I thought some of you might be interested in this rather clever piece of green technology, and was reminded to write a post about it as I recently had to replace one of the seals in the pump.
A few years ago as part of our heathland restoration work we reintroduced grazing animals onto Black Down, one (amongst many!) of the issues we needed to address with the cattle was a supply of clean drinking water, the hill is the highest point in Sussex, and above the local reservoir, so even if we had wanted to using mains water would have been impossible without a costly (financially and environmentally) electric pump.
The idea we hit on instead was to use a lost volume pump. These have been around since victorian times, and the papa pump is one of the latest on a similar theme. They use the power of a body of falling water to drive a small percentage of that water up a hill. On Black Down we have loads of natural springs, they form wherever the sandstone meets the clay. This one is the source of the River Wey.
You can’t really tell from the photo, but it is in amongst a lovely glade of aincent beech tree’s. The spring has been contained within a brick cistern, which supplies water to a number of our nieghbours, we decided to use this spring as well as a clean source of water for our cattle.
We built an extra cistern on the front, and then led a drive pipe from this downhill to a chamber which housed the pump.
The metal pipe has about a 4 metre fall before it arrives at the pump chamber.
Inside the chamber sits the pump (on the left below) and a pressure vessel.
Water falling down the length of the metal pipe rushes into the pump, through a valve and provides the impulse to send a short pulse of water through the pressure vessel and into the smaller blue plastic pipe.
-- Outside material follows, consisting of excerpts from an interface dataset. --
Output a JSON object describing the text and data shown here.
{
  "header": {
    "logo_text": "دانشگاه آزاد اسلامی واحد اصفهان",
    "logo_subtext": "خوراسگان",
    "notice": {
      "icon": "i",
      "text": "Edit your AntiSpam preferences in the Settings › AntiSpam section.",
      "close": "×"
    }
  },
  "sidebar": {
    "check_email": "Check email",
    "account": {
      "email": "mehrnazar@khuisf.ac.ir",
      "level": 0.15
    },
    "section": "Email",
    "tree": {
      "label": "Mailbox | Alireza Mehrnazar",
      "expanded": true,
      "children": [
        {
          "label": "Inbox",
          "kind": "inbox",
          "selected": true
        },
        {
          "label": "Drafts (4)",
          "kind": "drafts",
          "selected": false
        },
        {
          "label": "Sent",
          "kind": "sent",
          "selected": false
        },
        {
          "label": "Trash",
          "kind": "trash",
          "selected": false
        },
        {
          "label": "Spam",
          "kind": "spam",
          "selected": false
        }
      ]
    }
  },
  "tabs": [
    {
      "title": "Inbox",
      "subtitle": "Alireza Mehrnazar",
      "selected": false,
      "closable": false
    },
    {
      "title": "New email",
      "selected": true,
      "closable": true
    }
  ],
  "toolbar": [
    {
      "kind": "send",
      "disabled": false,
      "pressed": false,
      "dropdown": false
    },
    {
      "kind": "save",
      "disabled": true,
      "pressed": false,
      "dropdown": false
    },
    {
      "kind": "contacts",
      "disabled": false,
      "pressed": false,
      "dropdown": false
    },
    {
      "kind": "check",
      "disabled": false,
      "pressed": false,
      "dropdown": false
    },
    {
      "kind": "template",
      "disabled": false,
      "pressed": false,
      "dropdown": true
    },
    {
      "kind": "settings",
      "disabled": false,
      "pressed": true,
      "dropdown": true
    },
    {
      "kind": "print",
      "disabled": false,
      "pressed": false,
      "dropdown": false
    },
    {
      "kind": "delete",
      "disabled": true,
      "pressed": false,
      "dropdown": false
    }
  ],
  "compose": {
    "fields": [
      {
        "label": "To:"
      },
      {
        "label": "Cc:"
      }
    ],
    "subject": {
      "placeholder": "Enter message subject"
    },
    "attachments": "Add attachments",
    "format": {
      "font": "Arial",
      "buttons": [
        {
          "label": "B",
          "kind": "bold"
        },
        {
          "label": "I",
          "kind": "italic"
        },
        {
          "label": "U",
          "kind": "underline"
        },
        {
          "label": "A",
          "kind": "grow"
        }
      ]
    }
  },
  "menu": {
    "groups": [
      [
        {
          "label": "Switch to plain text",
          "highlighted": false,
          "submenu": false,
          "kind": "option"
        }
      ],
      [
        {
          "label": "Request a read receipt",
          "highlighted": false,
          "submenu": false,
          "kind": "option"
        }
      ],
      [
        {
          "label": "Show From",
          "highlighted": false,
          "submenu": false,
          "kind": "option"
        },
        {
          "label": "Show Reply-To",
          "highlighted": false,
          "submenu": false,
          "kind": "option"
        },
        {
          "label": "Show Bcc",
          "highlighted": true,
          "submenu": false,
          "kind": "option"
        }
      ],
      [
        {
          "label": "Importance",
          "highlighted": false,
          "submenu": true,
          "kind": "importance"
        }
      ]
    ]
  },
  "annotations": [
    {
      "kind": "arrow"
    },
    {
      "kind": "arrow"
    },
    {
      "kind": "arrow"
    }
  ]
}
The drive water then spills out of the chimney in the top of the pump and the cycle starts again sending the next pulse up the pipe. No external source of power is required and the drive water is returned down a seperate pipe back into the stream it would have been in anyway.
The pressure vessel smoothes out the “stroke” of the pump so the water travels evenly up the pipe rather than in a series of pulses.
The top trough the system pumps to is about 1000 metres away from and 100 metres above the pump, pretty impressive I always think. Also, it makes a really satisfying sploshing heartbeat noise as it works, one of the wardens who used to work here always used to tell groups on guided walks that another local lost volume pump was the sound of the heartbeat of the earth, and that stuck with me, I always stop by whenever I am passing, firstly to check it is working, but also to listen to the heartbeat. If you are ever out for a walk on Black Down and are passing Cotchet Farm you could try keeping an ear open for it.